Jim O’Neil won the Chicago District Mile Championship with a 4:40 effort in 1943 and clocked a 10:00.3 two-mile at the University of Miami. But he got away from running for the better part of two decades.
“For 16 years, I was in search of the perfect martini,” O’Neil said.
He recalled moving to Sacramento around 1970, working as a contractor and building houses in Sacramento and Carmichael. O’Neil said he attended a Masters meet at the Cow Palace in San Francisco, then returned to Sacramento intrigued by the possibilities.
O’Neil wanted to run in the meet the following year, break five minutes in the mile and not finish last. So he trained, returning to the meet a year later and delivering a 4:56 effort that left him “fifth or sixth.”
“I reached my goals,” he said. “That’s how it all started.”
O’Neil, who has six children, ran in the first 13 World Masters Championships, part of a stellar career that included records from 5k to the marathon.
He was a distance runner, but put an emphasis on speed in setting a world record for the fastest round of golf ever played, once shooting a 99 at The Olympic Club in San Francisco in a quick 47 minutes.
With his 90th birthday approaching on May 14, O’Neil said he cherishes his past.
“My health is good,” he said. “For a guy my age, my fitness is fine … A good attitude, you’ve got to look at the positives.
“I never wanted to be 89 until I was 88. I’m looking forward to being 90.
I’ve got my scrapbooks and my memories.”
The Sacramento Running Association is a non-profit organization dedicated to finding new ways to encourage people of all ages and abilities to run.

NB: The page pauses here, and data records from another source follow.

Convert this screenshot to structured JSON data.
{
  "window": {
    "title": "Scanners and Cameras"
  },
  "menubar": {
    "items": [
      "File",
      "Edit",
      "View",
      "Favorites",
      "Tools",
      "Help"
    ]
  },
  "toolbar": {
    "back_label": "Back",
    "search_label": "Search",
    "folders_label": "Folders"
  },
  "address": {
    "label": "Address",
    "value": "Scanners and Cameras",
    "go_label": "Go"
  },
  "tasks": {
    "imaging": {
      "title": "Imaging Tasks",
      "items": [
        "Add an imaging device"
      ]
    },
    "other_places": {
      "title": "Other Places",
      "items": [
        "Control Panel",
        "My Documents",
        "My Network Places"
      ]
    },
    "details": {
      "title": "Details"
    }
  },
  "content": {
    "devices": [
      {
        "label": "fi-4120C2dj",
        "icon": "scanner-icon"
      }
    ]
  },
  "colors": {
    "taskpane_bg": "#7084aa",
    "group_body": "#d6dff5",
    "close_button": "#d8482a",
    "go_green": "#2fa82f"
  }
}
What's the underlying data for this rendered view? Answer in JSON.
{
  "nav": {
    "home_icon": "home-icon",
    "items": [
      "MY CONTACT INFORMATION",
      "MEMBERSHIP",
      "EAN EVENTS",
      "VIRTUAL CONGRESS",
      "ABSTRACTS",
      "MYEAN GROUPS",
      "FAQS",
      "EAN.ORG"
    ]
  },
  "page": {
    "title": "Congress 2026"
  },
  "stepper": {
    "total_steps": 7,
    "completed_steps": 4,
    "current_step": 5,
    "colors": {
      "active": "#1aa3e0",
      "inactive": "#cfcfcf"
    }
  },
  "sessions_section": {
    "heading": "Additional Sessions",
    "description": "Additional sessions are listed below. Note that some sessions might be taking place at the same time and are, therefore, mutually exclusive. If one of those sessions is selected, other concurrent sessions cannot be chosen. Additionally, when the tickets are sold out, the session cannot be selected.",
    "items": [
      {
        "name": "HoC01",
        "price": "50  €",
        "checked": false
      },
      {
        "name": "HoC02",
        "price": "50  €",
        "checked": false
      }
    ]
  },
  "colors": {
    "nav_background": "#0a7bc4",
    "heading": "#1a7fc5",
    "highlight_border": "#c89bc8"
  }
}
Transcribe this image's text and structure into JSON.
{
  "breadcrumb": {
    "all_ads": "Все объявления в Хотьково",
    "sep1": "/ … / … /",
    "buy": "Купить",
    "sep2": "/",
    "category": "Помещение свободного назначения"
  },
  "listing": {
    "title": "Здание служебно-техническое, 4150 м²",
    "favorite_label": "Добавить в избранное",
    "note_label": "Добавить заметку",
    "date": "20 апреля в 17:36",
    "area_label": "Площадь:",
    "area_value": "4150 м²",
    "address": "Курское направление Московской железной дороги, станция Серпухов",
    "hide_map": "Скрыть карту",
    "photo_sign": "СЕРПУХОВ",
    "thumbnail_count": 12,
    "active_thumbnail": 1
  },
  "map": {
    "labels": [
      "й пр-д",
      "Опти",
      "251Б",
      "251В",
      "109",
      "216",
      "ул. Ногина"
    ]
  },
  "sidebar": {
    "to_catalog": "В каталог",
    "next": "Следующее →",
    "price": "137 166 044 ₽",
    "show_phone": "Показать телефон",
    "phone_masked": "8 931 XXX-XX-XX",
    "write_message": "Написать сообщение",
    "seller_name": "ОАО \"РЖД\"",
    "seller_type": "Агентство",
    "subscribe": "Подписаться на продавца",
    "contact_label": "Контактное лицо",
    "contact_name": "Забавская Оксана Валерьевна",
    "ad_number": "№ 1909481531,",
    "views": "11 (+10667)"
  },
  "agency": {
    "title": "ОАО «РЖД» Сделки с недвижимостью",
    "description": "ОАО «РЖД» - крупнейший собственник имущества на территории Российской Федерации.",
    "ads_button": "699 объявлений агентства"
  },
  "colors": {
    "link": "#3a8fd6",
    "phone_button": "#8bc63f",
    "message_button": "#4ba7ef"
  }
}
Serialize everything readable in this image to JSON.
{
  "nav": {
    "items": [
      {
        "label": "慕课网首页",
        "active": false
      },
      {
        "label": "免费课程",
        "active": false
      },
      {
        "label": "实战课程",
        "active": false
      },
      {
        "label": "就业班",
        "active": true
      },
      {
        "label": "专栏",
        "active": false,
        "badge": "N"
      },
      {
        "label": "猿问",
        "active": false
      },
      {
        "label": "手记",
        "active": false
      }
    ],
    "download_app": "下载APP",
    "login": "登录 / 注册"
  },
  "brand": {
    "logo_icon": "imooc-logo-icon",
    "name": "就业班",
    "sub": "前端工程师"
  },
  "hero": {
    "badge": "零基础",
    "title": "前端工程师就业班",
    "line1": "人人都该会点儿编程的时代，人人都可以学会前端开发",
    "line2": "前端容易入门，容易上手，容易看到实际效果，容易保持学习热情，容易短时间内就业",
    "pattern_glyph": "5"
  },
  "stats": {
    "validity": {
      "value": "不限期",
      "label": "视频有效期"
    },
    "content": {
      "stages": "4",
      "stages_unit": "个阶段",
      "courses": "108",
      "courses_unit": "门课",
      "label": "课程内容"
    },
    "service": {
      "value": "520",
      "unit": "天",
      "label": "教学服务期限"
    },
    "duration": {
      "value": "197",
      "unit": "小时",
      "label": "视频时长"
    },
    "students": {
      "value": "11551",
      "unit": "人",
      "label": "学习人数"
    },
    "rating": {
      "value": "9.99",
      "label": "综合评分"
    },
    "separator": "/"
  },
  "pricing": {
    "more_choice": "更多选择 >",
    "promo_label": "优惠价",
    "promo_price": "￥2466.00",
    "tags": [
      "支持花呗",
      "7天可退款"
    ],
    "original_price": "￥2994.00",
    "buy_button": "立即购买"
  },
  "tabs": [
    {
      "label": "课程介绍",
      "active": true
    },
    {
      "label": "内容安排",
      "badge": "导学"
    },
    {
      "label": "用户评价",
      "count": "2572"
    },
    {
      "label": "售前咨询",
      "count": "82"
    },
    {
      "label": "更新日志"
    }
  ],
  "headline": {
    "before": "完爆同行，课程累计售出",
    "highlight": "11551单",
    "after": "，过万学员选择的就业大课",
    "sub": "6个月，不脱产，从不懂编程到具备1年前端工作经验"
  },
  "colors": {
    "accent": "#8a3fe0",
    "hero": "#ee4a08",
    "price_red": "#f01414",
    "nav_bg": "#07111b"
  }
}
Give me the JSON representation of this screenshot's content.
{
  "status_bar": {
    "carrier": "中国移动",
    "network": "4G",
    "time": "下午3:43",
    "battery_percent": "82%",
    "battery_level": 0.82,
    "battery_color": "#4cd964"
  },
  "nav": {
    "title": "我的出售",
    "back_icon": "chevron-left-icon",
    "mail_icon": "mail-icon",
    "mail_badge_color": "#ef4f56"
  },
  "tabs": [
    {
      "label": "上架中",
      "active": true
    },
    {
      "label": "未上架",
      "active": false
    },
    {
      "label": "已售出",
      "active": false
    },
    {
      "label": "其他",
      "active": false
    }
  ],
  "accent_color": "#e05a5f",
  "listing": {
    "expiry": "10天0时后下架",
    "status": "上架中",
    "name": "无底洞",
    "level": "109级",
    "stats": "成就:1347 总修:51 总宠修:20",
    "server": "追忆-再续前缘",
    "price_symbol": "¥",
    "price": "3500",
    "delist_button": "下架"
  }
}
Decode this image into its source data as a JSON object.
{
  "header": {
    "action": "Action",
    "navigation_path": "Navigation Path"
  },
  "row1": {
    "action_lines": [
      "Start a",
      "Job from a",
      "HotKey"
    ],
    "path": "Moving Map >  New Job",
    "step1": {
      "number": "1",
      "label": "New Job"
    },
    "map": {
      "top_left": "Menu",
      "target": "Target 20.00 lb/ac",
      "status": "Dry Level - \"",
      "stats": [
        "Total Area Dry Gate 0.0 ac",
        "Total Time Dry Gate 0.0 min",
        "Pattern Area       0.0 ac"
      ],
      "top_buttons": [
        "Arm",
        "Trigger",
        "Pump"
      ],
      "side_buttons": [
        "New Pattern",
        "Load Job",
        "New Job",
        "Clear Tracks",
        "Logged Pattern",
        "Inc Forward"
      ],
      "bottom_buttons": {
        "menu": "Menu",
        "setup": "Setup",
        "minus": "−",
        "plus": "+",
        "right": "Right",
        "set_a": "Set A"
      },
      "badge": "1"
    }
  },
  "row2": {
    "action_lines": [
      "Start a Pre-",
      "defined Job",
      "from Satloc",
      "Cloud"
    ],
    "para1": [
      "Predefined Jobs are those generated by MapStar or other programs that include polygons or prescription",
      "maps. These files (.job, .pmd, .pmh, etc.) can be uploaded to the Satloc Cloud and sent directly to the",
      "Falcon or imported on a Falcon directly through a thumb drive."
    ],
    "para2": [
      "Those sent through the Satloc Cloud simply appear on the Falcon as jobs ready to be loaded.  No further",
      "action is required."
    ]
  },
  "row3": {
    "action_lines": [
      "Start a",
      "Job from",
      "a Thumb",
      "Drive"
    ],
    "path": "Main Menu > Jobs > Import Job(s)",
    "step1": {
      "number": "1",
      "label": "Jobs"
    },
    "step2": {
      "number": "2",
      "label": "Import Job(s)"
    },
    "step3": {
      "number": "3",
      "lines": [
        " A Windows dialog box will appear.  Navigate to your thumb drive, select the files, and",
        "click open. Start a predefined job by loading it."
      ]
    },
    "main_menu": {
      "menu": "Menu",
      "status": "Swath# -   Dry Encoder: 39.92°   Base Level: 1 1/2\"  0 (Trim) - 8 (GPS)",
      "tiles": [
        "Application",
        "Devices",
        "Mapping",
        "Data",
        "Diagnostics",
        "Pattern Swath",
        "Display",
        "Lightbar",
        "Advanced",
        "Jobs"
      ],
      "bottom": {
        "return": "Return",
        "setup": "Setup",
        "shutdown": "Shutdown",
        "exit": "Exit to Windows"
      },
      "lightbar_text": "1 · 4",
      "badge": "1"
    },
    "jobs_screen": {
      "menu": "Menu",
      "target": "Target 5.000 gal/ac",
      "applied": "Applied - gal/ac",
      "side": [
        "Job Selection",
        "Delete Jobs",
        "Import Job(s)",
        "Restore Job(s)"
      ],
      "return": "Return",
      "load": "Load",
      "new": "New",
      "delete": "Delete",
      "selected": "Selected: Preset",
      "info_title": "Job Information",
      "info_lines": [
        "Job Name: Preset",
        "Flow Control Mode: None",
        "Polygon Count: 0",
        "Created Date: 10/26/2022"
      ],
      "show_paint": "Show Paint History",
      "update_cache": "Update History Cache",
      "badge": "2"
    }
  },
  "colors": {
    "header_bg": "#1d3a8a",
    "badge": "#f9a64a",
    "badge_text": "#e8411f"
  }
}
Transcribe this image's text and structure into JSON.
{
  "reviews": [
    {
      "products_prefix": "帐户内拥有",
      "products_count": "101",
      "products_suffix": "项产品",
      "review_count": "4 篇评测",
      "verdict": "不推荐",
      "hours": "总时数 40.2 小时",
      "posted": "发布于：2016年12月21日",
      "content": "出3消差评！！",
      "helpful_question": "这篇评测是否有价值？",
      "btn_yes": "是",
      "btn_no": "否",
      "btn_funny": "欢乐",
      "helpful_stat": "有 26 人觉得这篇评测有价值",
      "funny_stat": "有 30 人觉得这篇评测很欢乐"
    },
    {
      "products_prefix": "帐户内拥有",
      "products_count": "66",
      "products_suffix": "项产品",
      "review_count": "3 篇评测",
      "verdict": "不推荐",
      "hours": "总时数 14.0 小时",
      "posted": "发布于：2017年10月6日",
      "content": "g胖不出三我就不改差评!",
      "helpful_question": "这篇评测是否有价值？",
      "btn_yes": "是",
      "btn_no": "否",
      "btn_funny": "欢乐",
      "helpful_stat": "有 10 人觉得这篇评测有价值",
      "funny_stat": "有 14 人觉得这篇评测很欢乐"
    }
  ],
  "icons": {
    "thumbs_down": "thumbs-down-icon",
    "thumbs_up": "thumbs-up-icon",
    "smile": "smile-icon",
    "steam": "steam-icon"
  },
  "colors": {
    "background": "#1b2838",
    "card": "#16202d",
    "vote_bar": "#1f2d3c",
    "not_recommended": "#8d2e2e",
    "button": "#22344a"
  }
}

The SRA is committed to developing new, quality running events that appeal to a broad variety of runners.
SRA events include the Credit Union SACTOWN Five- and Ten-Mile Run on April 12, the Gold Rush 50k on May 9, the California International Marathon on Dec. 6 and the recently concluded Super Sunday Run.